=== WHAT YOU WILL DO ===
No pictures should be carried over. Output all other parts of the entries verbatim.

RECORDS FOR THIS EXERCISE Block Start

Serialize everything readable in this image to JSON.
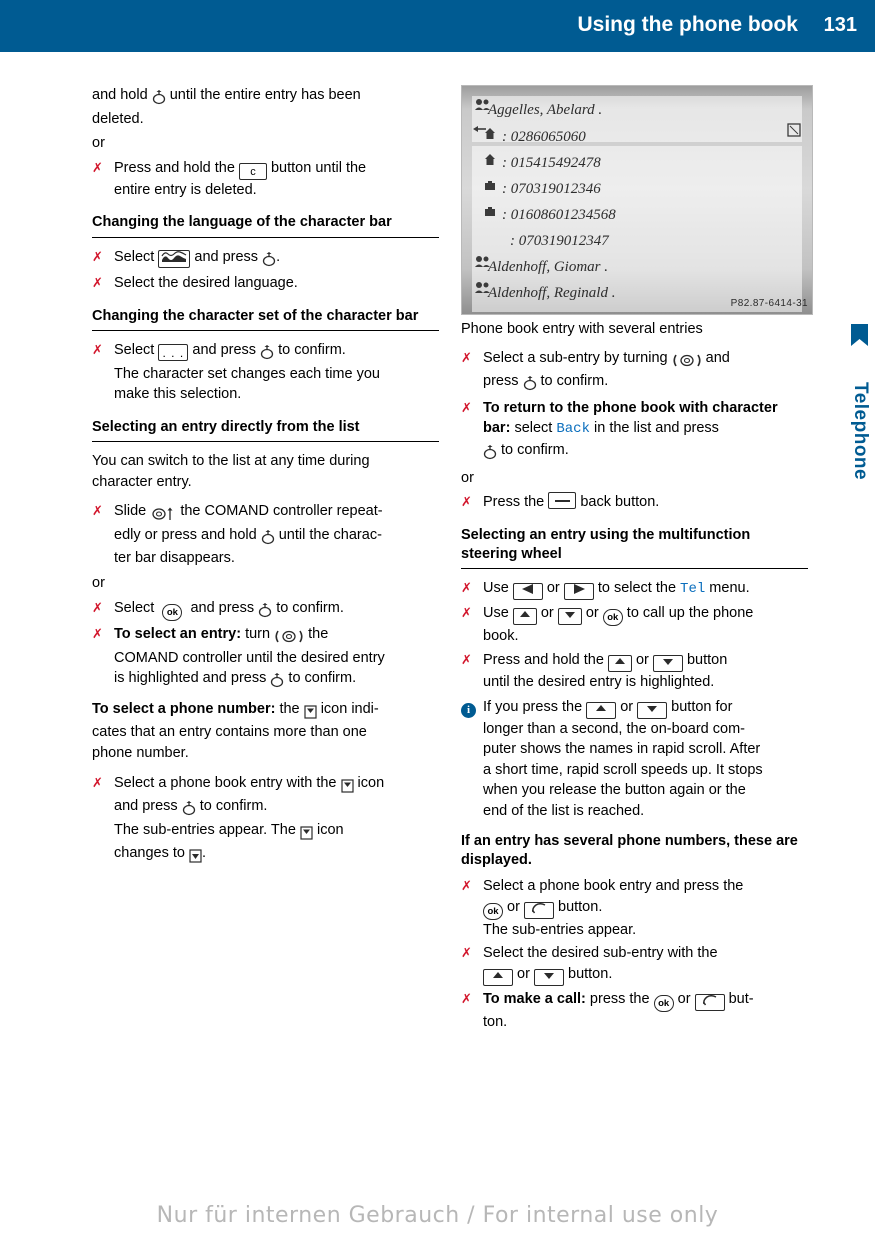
{
  "header": {
    "title": "Using the phone book",
    "page": "131",
    "side_label": "Telephone"
  },
  "left_column": {
    "b1_line1": "and hold",
    "b1_line2": "until the entire entry has been",
    "b1_line3": "deleted.",
    "or1": "or",
    "b2_pre": "Press and hold the",
    "b2_icon": "c",
    "b2_post": "button until the",
    "b2_line2": "entire entry is deleted.",
    "h1": "Changing the language of the character bar",
    "b3_pre": "Select",
    "b3_mid": "and press",
    "b3_post": ".",
    "b4": "Select the desired language.",
    "h2": "Changing the character set of the character bar",
    "b5_pre": "Select",
    "b5_icon": ". . .",
    "b5_mid": "and press",
    "b5_post": "to confirm.",
    "b5_l2": "The character set changes each time you",
    "b5_l3": "make this selection.",
    "h3": "Selecting an entry directly from the list",
    "p1_l1": "You can switch to the list at any time during",
    "p1_l2": "character entry.",
    "b6_pre": "Slide",
    "b6_mid": "the COMAND controller repeat-",
    "b6_l2": "edly or press and hold",
    "b6_l2b": "until the charac-",
    "b6_l3": "ter bar disappears.",
    "or2": "or",
    "b7_pre": "Select",
    "b7_mid": "and press",
    "b7_post": "to confirm.",
    "b8_bold": "To select an entry:",
    "b8_pre": "turn",
    "b8_post": "the",
    "b8_l2": "COMAND controller until the desired entry",
    "b8_l3a": "is highlighted and press",
    "b8_l3b": "to confirm.",
    "p2_bold": "To select a phone number:",
    "p2_pre": "the",
    "p2_post": "icon indi-",
    "p2_l2": "cates that an entry contains more than one",
    "p2_l3": "phone number.",
    "b9_pre": "Select a phone book entry with the",
    "b9_post": "icon",
    "b9_l2a": "and press",
    "b9_l2b": "to confirm.",
    "b9_l3a": "The sub-entries appear. The",
    "b9_l3b": "icon",
    "b9_l4a": "changes to",
    "b9_l4b": "."
  },
  "figure": {
    "rows": [
      "Aggelles, Abelard .",
      ": 0286065060",
      ": 015415492478",
      ": 070319012346",
      ": 01608601234568",
      ": 070319012347",
      "Aldenhoff, Giomar .",
      "Aldenhoff, Reginald ."
    ],
    "credit": "P82.87-6414-31",
    "caption": "Phone book entry with several entries"
  },
  "right_column": {
    "b1_pre": "Select a sub-entry by turning",
    "b1_post": "and",
    "b1_l2a": "press",
    "b1_l2b": "to confirm.",
    "b2_bold": "To return to the phone book with character bar:",
    "b2_pre": "select",
    "b2_link": "Back",
    "b2_post": "in the list and press",
    "b2_l2": "to confirm.",
    "or1": "or",
    "b3_pre": "Press the",
    "b3_post": "back button.",
    "h1": "Selecting an entry using the multifunction steering wheel",
    "b4_pre": "Use",
    "b4_or": "or",
    "b4_post": "to select the",
    "b4_menu": "Tel",
    "b4_end": "menu.",
    "b5_pre": "Use",
    "b5_or1": "or",
    "b5_or2": "or",
    "b5_post": "to call up the phone",
    "b5_l2": "book.",
    "b6_pre": "Press and hold the",
    "b6_or": "or",
    "b6_post": "button",
    "b6_l2": "until the desired entry is highlighted.",
    "note_pre": "If you press the",
    "note_or": "or",
    "note_post": "button for",
    "note_l2": "longer than a second, the on-board com-",
    "note_l3": "puter shows the names in rapid scroll. After",
    "note_l4": "a short time, rapid scroll speeds up. It stops",
    "note_l5": "when you release the button again or the",
    "note_l6": "end of the list is reached.",
    "h2": "If an entry has several phone numbers, these are displayed.",
    "b7_l1": "Select a phone book entry and press the",
    "b7_l2a": "or",
    "b7_l2b": "button.",
    "b7_l3": "The sub-entries appear.",
    "b8_l1": "Select the desired sub-entry with the",
    "b8_l2a": "or",
    "b8_l2b": "button.",
    "b9_bold": "To make a call:",
    "b9_pre": "press the",
    "b9_or": "or",
    "b9_post": "but-",
    "b9_l2": "ton."
  },
  "footer": {
    "watermark": "Nur für internen Gebrauch / For internal use only"
  },
  "colors": {
    "header_bg": "#005b92",
    "marker_red": "#d2152b",
    "link_blue": "#0a6ebd"
  }
}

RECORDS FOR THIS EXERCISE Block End

=== THE ANSWER ===
Serialize everything readable in this image to JSON.
{
  "header": {
    "title": "Using the phone book",
    "page": "131",
    "side_label": "Telephone"
  },
  "left_column": {
    "b1_line1": "and hold",
    "b1_line2": "until the entire entry has been",
    "b1_line3": "deleted.",
    "or1": "or",
    "b2_pre": "Press and hold the",
    "b2_icon": "c",
    "b2_post": "button until the",
    "b2_line2": "entire entry is deleted.",
    "h1": "Changing the language of the character bar",
    "b3_pre": "Select",
    "b3_mid": "and press",
    "b3_post": ".",
    "b4": "Select the desired language.",
    "h2": "Changing the character set of the character bar",
    "b5_pre": "Select",
    "b5_icon": ". . .",
    "b5_mid": "and press",
    "b5_post": "to confirm.",
    "b5_l2": "The character set changes each time you",
    "b5_l3": "make this selection.",
    "h3": "Selecting an entry directly from the list",
    "p1_l1": "You can switch to the list at any time during",
    "p1_l2": "character entry.",
    "b6_pre": "Slide",
    "b6_mid": "the COMAND controller repeat-",
    "b6_l2": "edly or press and hold",
    "b6_l2b": "until the charac-",
    "b6_l3": "ter bar disappears.",
    "or2": "or",
    "b7_pre": "Select",
    "b7_mid": "and press",
    "b7_post": "to confirm.",
    "b8_bold": "To select an entry:",
    "b8_pre": "turn",
    "b8_post": "the",
    "b8_l2": "COMAND controller until the desired entry",
    "b8_l3a": "is highlighted and press",
    "b8_l3b": "to confirm.",
    "p2_bold": "To select a phone number:",
    "p2_pre": "the",
    "p2_post": "icon indi-",
    "p2_l2": "cates that an entry contains more than one",
    "p2_l3": "phone number.",
    "b9_pre": "Select a phone book entry with the",
    "b9_post": "icon",
    "b9_l2a": "and press",
    "b9_l2b": "to confirm.",
    "b9_l3a": "The sub-entries appear. The",
    "b9_l3b": "icon",
    "b9_l4a": "changes to",
    "b9_l4b": "."
  },
  "figure": {
    "rows": [
      "Aggelles, Abelard .",
      ": 0286065060",
      ": 015415492478",
      ": 070319012346",
      ": 01608601234568",
      ": 070319012347",
      "Aldenhoff, Giomar .",
      "Aldenhoff, Reginald ."
    ],
    "credit": "P82.87-6414-31",
    "caption": "Phone book entry with several entries"
  },
  "right_column": {
    "b1_pre": "Select a sub-entry by turning",
    "b1_post": "and",
    "b1_l2a": "press",
    "b1_l2b": "to confirm.",
    "b2_bold": "To return to the phone book with character bar:",
    "b2_pre": "select",
    "b2_link": "Back",
    "b2_post": "in the list and press",
    "b2_l2": "to confirm.",
    "or1": "or",
    "b3_pre": "Press the",
    "b3_post": "back button.",
    "h1": "Selecting an entry using the multifunction steering wheel",
    "b4_pre": "Use",
    "b4_or": "or",
    "b4_post": "to select the",
    "b4_menu": "Tel",
    "b4_end": "menu.",
    "b5_pre": "Use",
    "b5_or1": "or",
    "b5_or2": "or",
    "b5_post": "to call up the phone",
    "b5_l2": "book.",
    "b6_pre": "Press and hold the",
    "b6_or": "or",
    "b6_post": "button",
    "b6_l2": "until the desired entry is highlighted.",
    "note_pre": "If you press the",
    "note_or": "or",
    "note_post": "button for",
    "note_l2": "longer than a second, the on-board com-",
    "note_l3": "puter shows the names in rapid scroll. After",
    "note_l4": "a short time, rapid scroll speeds up. It stops",
    "note_l5": "when you release the button again or the",
    "note_l6": "end of the list is reached.",
    "h2": "If an entry has several phone numbers, these are displayed.",
    "b7_l1": "Select a phone book entry and press the",
    "b7_l2a": "or",
    "b7_l2b": "button.",
    "b7_l3": "The sub-entries appear.",
    "b8_l1": "Select the desired sub-entry with the",
    "b8_l2a": "or",
    "b8_l2b": "button.",
    "b9_bold": "To make a call:",
    "b9_pre": "press the",
    "b9_or": "or",
    "b9_post": "but-",
    "b9_l2": "ton."
  },
  "footer": {
    "watermark": "Nur für internen Gebrauch / For internal use only"
  },
  "colors": {
    "header_bg": "#005b92",
    "marker_red": "#d2152b",
    "link_blue": "#0a6ebd"
  }
}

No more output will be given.